# Given data
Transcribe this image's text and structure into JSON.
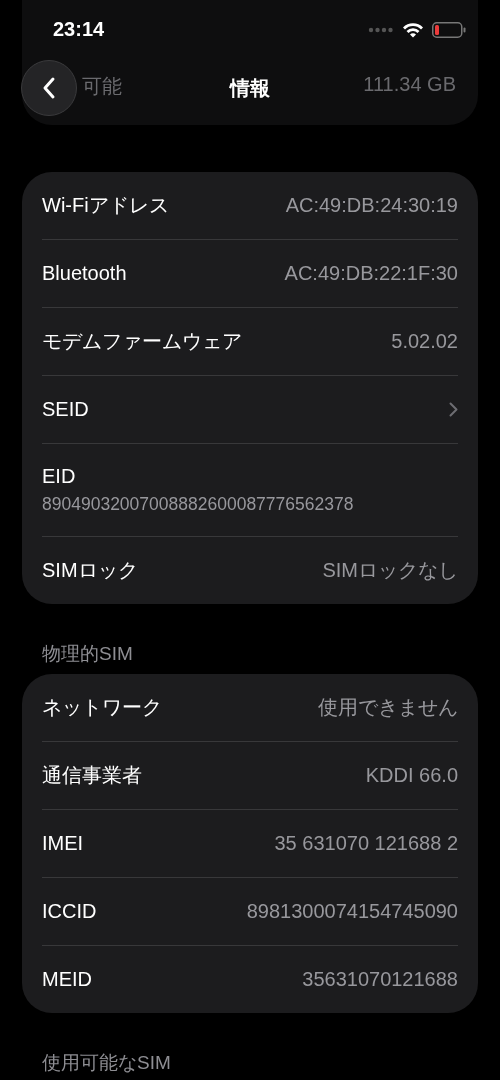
{
  "status_bar": {
    "time": "23:14"
  },
  "background_row": {
    "label": "可能",
    "value": "111.34 GB"
  },
  "nav": {
    "title": "情報"
  },
  "sections": [
    {
      "rows": [
        {
          "kind": "value",
          "label": "Wi-Fiアドレス",
          "value": "AC:49:DB:24:30:19"
        },
        {
          "kind": "value",
          "label": "Bluetooth",
          "value": "AC:49:DB:22:1F:30"
        },
        {
          "kind": "value",
          "label": "モデムファームウェア",
          "value": "5.02.02"
        },
        {
          "kind": "chevron",
          "label": "SEID"
        },
        {
          "kind": "stacked",
          "label": "EID",
          "value": "89049032007008882600087776562378"
        },
        {
          "kind": "value",
          "label": "SIMロック",
          "value": "SIMロックなし"
        }
      ]
    },
    {
      "header": "物理的SIM",
      "rows": [
        {
          "kind": "value",
          "label": "ネットワーク",
          "value": "使用できません"
        },
        {
          "kind": "value",
          "label": "通信事業者",
          "value": "KDDI 66.0"
        },
        {
          "kind": "value",
          "label": "IMEI",
          "value": "35 631070 121688 2"
        },
        {
          "kind": "value",
          "label": "ICCID",
          "value": "8981300074154745090"
        },
        {
          "kind": "value",
          "label": "MEID",
          "value": "35631070121688"
        }
      ]
    },
    {
      "header": "使用可能なSIM"
    }
  ]
}
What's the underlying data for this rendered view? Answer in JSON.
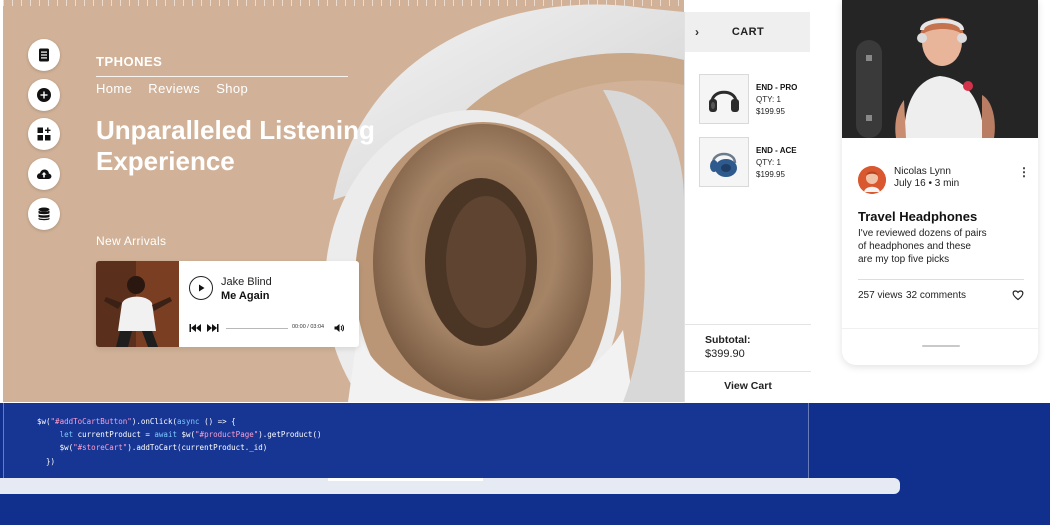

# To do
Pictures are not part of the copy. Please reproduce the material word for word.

# Response to this task
Transcribe this image's text and structure into JSON.
{
  "status_bar": {
    "time": "23:14"
  },
  "background_row": {
    "label": "可能",
    "value": "111.34 GB"
  },
  "nav": {
    "title": "情報"
  },
  "sections": [
    {
      "rows": [
        {
          "kind": "value",
          "label": "Wi-Fiアドレス",
          "value": "AC:49:DB:24:30:19"
        },
        {
          "kind": "value",
          "label": "Bluetooth",
          "value": "AC:49:DB:22:1F:30"
        },
        {
          "kind": "value",
          "label": "モデムファームウェア",
          "value": "5.02.02"
        },
        {
          "kind": "chevron",
          "label": "SEID"
        },
        {
          "kind": "stacked",
          "label": "EID",
          "value": "89049032007008882600087776562378"
        },
        {
          "kind": "value",
          "label": "SIMロック",
          "value": "SIMロックなし"
        }
      ]
    },
    {
      "header": "物理的SIM",
      "rows": [
        {
          "kind": "value",
          "label": "ネットワーク",
          "value": "使用できません"
        },
        {
          "kind": "value",
          "label": "通信事業者",
          "value": "KDDI 66.0"
        },
        {
          "kind": "value",
          "label": "IMEI",
          "value": "35 631070 121688 2"
        },
        {
          "kind": "value",
          "label": "ICCID",
          "value": "8981300074154745090"
        },
        {
          "kind": "value",
          "label": "MEID",
          "value": "35631070121688"
        }
      ]
    },
    {
      "header": "使用可能なSIM"
    }
  ]
}
What's the underlying data for this rendered view? Answer in JSON.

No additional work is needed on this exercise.